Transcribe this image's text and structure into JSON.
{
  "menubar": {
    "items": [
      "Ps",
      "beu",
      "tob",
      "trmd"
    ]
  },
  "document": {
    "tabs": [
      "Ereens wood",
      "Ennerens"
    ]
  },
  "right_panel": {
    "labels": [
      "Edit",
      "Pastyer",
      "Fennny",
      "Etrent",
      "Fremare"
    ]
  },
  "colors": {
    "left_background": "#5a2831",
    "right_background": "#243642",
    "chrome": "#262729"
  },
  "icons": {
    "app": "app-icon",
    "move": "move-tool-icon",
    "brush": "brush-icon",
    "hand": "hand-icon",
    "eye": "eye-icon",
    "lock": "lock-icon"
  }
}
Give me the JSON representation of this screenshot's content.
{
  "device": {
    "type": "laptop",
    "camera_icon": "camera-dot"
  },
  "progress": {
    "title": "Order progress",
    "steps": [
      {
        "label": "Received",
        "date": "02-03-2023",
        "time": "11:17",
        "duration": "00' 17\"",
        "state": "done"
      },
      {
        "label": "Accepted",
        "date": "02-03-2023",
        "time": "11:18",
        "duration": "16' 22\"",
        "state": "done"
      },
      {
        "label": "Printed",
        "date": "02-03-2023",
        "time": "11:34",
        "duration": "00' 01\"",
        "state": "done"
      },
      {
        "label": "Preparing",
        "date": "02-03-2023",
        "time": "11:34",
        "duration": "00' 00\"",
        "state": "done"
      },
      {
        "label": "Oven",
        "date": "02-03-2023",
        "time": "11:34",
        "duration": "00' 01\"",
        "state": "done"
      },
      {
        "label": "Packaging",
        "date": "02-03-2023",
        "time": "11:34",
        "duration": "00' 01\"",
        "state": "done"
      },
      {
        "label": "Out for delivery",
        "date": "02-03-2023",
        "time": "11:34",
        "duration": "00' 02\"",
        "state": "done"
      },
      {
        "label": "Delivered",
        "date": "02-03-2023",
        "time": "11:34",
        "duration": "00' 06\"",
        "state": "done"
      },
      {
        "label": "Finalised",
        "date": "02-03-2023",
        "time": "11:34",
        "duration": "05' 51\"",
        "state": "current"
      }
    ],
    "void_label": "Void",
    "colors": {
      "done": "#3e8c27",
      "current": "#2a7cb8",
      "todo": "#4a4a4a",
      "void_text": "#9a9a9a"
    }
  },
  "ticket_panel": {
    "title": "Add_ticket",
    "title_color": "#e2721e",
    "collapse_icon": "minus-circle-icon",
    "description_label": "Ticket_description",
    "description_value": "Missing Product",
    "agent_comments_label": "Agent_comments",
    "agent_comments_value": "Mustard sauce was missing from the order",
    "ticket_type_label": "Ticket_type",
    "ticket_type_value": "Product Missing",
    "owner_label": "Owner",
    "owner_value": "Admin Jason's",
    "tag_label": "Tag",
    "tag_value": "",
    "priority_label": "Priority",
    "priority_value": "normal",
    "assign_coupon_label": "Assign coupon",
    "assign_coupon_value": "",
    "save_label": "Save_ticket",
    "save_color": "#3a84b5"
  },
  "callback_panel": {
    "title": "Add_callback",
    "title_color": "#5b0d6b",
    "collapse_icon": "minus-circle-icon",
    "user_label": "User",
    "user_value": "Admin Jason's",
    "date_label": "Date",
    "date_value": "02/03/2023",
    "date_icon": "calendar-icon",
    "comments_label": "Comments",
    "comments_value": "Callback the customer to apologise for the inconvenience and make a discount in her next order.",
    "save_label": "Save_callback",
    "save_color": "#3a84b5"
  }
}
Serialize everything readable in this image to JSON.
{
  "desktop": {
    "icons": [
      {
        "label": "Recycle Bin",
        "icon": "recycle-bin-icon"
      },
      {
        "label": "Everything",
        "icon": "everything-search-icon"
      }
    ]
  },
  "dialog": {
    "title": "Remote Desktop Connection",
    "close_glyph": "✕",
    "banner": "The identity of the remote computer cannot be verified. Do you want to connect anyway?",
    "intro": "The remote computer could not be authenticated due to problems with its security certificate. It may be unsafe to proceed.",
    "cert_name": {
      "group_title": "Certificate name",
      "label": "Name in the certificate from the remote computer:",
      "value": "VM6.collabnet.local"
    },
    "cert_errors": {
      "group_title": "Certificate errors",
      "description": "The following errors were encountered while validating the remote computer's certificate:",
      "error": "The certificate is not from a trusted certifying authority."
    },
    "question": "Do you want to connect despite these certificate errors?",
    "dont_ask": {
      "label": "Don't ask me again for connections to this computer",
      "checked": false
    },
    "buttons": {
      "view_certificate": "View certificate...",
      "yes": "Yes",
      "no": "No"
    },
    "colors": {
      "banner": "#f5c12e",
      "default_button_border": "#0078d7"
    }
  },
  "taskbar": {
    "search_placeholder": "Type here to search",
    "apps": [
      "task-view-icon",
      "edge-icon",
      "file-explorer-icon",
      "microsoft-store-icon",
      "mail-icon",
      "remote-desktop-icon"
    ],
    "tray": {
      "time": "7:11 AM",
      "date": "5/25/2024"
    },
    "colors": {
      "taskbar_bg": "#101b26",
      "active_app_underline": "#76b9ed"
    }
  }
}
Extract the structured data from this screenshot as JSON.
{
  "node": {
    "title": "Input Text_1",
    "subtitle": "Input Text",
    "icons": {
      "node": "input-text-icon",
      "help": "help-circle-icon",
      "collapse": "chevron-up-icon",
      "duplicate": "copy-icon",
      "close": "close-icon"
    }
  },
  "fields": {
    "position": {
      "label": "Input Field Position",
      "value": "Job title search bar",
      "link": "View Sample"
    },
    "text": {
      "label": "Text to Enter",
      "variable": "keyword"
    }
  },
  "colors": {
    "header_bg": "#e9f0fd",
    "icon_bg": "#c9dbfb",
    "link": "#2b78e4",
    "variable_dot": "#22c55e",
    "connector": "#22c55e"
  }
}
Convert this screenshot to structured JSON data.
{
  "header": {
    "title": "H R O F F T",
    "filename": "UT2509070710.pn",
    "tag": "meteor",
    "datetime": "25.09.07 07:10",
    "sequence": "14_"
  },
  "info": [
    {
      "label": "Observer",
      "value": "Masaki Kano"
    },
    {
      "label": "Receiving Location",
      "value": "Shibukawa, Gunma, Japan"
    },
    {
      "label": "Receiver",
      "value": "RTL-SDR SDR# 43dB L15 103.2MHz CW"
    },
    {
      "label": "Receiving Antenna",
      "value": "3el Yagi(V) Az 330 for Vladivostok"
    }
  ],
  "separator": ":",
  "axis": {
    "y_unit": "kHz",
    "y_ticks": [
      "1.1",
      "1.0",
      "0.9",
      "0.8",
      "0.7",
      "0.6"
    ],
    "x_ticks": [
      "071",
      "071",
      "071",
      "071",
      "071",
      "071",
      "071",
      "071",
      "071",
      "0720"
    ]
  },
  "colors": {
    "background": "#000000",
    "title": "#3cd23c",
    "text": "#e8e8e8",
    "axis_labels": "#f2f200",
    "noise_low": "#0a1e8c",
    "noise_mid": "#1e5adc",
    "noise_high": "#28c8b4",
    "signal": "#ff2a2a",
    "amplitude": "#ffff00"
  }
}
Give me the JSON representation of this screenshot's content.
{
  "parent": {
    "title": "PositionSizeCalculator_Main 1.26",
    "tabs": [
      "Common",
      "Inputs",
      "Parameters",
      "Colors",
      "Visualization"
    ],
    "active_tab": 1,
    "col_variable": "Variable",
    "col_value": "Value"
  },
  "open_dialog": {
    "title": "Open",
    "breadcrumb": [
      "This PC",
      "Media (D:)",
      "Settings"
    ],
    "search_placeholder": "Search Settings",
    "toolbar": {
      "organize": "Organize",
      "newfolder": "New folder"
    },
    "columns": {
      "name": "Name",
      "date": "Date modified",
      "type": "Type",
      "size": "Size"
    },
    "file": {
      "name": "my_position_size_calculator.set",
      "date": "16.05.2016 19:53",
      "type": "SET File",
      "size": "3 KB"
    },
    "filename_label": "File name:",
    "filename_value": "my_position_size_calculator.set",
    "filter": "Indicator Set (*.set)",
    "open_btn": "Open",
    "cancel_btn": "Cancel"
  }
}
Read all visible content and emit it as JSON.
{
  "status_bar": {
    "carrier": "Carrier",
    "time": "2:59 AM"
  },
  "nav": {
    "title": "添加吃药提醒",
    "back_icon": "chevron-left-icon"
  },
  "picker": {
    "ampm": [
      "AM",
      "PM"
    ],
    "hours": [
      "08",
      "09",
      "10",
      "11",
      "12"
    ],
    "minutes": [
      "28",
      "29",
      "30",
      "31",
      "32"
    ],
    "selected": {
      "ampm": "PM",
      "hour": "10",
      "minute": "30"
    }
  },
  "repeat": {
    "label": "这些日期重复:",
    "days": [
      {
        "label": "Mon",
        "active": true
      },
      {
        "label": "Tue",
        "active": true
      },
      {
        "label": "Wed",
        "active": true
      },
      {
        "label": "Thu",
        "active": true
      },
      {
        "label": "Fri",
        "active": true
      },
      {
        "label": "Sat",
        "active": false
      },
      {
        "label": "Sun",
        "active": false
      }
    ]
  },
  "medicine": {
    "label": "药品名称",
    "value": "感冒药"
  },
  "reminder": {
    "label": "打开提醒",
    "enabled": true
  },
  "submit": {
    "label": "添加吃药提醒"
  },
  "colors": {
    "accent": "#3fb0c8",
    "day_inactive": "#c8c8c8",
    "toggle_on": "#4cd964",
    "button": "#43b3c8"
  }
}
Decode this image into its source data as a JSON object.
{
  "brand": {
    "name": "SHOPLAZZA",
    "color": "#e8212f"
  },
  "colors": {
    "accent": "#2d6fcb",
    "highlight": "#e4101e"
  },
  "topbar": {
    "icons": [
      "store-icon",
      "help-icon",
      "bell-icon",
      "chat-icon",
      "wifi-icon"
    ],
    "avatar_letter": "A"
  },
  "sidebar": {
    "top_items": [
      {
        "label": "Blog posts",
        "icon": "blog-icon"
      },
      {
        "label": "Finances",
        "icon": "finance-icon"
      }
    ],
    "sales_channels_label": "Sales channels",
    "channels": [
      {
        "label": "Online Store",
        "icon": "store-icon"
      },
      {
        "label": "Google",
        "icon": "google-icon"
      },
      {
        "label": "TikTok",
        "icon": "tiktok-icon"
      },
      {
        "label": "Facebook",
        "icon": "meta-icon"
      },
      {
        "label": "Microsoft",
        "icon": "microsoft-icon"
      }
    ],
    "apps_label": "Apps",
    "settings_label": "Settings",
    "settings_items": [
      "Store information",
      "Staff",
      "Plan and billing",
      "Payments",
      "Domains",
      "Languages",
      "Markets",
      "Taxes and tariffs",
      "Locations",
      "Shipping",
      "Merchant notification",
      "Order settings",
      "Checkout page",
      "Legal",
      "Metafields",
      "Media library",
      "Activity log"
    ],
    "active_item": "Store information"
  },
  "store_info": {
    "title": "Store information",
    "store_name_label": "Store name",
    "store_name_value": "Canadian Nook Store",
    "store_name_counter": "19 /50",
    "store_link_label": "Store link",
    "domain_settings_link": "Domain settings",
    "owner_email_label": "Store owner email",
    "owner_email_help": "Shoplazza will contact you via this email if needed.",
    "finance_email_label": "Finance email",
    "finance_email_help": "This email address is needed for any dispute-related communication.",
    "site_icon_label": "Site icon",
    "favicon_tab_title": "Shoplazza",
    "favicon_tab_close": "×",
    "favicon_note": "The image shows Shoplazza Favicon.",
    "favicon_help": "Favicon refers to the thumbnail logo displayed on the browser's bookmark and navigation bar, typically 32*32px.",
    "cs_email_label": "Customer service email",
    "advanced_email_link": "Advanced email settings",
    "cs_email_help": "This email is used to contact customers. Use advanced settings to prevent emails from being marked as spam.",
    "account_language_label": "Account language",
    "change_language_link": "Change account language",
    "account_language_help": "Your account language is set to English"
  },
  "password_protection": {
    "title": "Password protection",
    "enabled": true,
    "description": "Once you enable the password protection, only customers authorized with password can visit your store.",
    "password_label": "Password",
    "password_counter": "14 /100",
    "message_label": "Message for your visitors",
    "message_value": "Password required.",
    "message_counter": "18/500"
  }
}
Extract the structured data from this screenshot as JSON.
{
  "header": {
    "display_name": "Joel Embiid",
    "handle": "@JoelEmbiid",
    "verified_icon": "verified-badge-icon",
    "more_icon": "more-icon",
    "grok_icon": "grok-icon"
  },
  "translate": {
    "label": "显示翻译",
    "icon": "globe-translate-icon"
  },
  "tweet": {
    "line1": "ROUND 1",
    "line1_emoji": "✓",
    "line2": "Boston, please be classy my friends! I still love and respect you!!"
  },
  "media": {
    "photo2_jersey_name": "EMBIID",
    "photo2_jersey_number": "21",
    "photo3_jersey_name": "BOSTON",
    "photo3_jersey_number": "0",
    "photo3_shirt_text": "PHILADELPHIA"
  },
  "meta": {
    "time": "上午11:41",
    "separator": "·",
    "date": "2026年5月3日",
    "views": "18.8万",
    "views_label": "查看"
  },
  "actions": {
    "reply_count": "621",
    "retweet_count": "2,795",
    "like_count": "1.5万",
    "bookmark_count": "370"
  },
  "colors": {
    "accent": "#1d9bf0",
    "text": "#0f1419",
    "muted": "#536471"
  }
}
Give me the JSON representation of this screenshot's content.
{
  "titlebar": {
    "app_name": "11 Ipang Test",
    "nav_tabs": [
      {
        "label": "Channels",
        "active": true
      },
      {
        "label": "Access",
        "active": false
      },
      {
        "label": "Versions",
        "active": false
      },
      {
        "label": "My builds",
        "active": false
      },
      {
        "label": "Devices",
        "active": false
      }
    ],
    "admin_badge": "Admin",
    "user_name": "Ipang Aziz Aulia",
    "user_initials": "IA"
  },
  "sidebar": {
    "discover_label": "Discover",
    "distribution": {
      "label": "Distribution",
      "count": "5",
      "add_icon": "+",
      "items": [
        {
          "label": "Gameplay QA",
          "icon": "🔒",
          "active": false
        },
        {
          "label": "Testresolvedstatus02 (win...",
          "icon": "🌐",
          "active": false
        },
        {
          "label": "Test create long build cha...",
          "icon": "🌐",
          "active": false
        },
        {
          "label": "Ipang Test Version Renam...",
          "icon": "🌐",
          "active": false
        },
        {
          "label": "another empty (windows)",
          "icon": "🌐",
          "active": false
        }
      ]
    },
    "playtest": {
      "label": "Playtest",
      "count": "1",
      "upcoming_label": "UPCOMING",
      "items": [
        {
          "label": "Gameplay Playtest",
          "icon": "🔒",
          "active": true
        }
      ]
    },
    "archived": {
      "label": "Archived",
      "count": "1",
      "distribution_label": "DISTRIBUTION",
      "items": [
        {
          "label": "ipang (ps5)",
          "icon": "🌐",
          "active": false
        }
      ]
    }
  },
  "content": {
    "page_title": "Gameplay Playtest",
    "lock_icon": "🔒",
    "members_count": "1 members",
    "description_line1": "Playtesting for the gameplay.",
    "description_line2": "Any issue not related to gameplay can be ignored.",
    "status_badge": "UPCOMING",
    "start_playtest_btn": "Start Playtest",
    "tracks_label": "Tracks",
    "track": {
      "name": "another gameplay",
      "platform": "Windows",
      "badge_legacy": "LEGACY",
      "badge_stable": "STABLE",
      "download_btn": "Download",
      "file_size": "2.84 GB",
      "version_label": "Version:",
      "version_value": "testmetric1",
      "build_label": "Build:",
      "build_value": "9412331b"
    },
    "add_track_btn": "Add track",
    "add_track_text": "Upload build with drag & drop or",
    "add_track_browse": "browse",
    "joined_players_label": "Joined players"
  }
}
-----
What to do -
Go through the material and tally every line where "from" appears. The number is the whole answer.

Output -
6